> _PROBLEM DESCRIPTION_
A single number is expected: the count of lines in the records below that contain "icon".

***** RECORD SET *****

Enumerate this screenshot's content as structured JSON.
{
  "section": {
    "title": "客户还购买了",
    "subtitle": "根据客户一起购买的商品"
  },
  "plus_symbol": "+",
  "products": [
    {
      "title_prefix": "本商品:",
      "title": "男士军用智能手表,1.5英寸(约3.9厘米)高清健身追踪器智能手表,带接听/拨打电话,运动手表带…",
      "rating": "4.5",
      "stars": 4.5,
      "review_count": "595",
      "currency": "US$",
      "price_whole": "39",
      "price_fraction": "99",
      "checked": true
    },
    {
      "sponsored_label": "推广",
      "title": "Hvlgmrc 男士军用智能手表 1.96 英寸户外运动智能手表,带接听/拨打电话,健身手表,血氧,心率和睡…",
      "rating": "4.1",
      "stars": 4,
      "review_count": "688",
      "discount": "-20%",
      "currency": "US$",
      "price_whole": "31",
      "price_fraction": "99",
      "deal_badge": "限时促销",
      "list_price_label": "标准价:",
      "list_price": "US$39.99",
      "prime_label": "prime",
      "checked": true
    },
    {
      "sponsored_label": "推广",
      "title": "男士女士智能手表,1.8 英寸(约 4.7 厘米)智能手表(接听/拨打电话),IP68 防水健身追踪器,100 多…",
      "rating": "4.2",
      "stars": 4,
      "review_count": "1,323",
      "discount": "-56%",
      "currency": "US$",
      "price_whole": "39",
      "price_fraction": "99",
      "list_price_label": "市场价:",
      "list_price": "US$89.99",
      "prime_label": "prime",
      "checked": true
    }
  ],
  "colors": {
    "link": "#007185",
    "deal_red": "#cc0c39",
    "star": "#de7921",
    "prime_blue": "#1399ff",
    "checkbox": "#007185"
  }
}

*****
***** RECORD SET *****

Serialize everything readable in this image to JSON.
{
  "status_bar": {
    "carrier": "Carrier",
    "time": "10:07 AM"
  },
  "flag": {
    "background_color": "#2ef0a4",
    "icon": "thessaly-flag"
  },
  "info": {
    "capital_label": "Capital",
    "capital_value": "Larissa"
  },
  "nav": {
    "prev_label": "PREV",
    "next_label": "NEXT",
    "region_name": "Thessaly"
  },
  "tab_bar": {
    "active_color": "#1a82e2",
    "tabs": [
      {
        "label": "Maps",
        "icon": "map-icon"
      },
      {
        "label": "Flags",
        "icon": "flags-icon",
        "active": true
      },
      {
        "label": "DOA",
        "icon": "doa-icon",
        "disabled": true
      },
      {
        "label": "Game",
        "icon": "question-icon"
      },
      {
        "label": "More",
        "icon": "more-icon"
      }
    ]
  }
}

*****

> _EXERCISE ANSWER_
6